Failing-Copper

First-time leaks in a home are often viewed as an isolated occurrence. In fact, a single pinhole leak often signals widespread failure, rather than an isolated failure, in the home piping. After a leaking section of the pipe is repaired, additional leaks soon follow – they appear randomly throughout the home. More leaks continue to develop until the homeowner has the entire house repiped.

Copper piping has a well-earned reputation for quality. It is often viewed as the most problem-free piping material for indoor water distribution. A copper pipe is strong but lightweight. It is highly crack resistant and mostly corrosion free so it is unlikely to develop leaks or to affect the taste of your tap water. Copper is the most expensive piping from a material and installation cost standpoint. For this reason,  many of the nicest homes were built with copper plumbing systems. Unfortunately, the copper pipes in these very nice homes are victim to one of the few known enemies of copper pipe: chloramine. 

Chloramine eats away at copper from the inside out. It’s a combination of chlorine & ammonia. The destructive effect of chloramine on copper is gradual. At the time chloramine was adopted for water treatment the population growth in Cobb County was putting a strain on water treatment capacity. Water treatment facilities needed an alternative sanitizing chemical to keep drinking water safe as it traveled over increasing distances to reach many new neighborhoods and homes.

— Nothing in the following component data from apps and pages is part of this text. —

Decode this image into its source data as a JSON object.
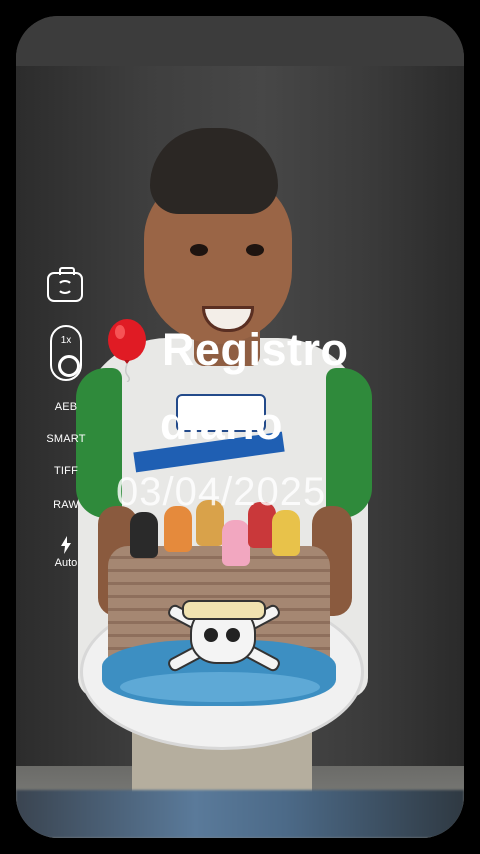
{
  "sidebar": {
    "zoom_label": "1x",
    "options": [
      "AEB",
      "SMART",
      "TIFF",
      "RAW"
    ],
    "flash_label": "Auto"
  },
  "overlay": {
    "title_line1": "Registro",
    "title_line2": "diário",
    "date": "03/04/2025"
  },
  "colors": {
    "balloon": "#e01b24",
    "frosting": "#3d8fc2",
    "shirt_sleeves": "#2f8a3b"
  },
  "icons": [
    "camera-switch-icon",
    "balloon-icon",
    "flash-icon"
  ]
}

The use of chloramine has been abandoned but the irreversible damage has been done to the pipes in many homes. 

The signs of failing copper occur on the inside of the pipe. Deterioration occurs over a long period of time as the copper is worn thin. The first signs on the outside of the pipe will be a gradual pinhole leak. 

Copper pinholes are especially rampant and unnoticed under concrete slabs. In addition to the corrosive chloramine exposure carried in the municipal water supply, there are additional corrosive mechanisms affecting the pipe if it was installed without a protective plastic sleeve as is required by code in Georgia. The additional corrosion under the concrete slab is caused by exposure to soil, concrete, and conductive metals such as rebar. Many slab pipes are being corroded from the outside and from the inside resulting in a more rapid failure than is typically present within the walls of a home. 

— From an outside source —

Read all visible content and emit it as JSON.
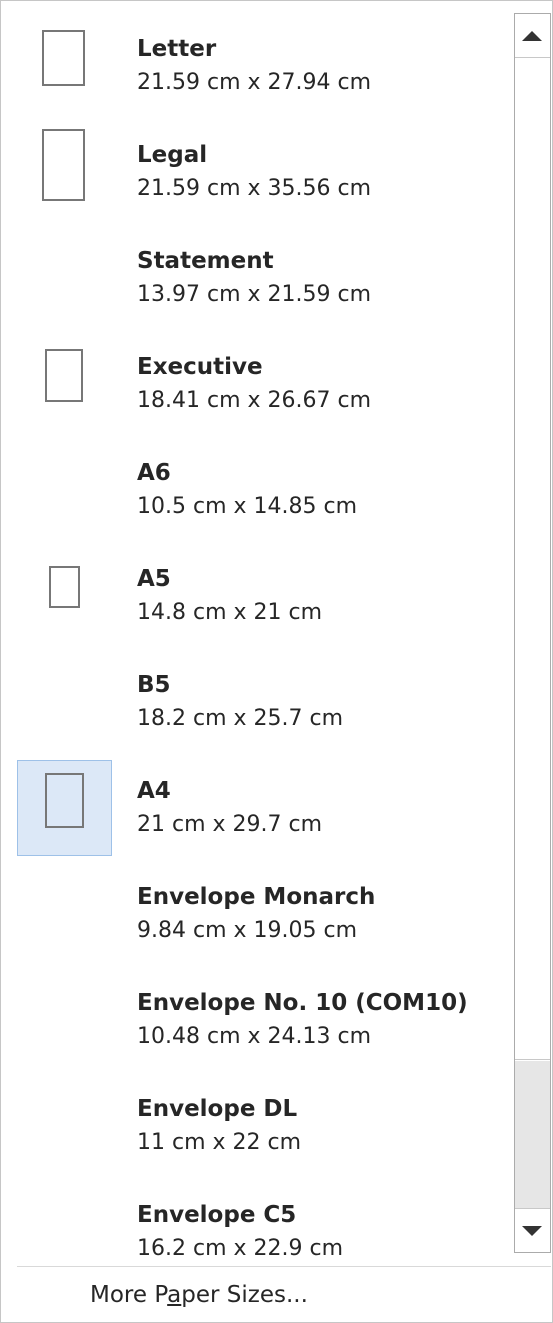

Copper is a relatively inert material that does not typically decay in the same manner as plastic pipes. Plastic piping such as PEX is formulated with molecules that are designed to bond with ionized and be consumed by compounds that would otherwise rapidly deteriorate the pipe. 

Protective compounds in PEX slow the deterioration and extend the life of a PEX pipe. This protective compound amounts to a breakaway shield for the structural pipe to significantly slow the chemical degradation of PEX. When these protective compounds are fully reacted and leached the structural pipe will begin to degrade and eventually fail. 

Unlike plastic piping, copper is not affected by light. All plastic pipe must be kept away from high-frequency light.  

Failing-Copper

No more pinholes! No more leaks!

Conclusion

In cases where a home’s water pipe system has been degraded by chloramine, whole house replumbing is the sensible option. A home repipe is an investment in your home that pays off by eliminating costly and time-consuming calls to the plumber for band-aid repairs. The cost of repairs on a failing copper system will eventually be more than the cost of the repipe. Additionally, your home will avoid property damage, insurance claims, and elevated insurance premiums that result in living with a failing pinhole copper system in the home.

The typical home we see calling Plumbing Express for a replumb is located in Roswell and Marietta Georgia, was built in the 80s or early 90s and has a copper piping system.

Plumbing Express has been a premier repipe specialist in Georgia for over two decades. We encourage you to call us to learn more about our process and options for your home.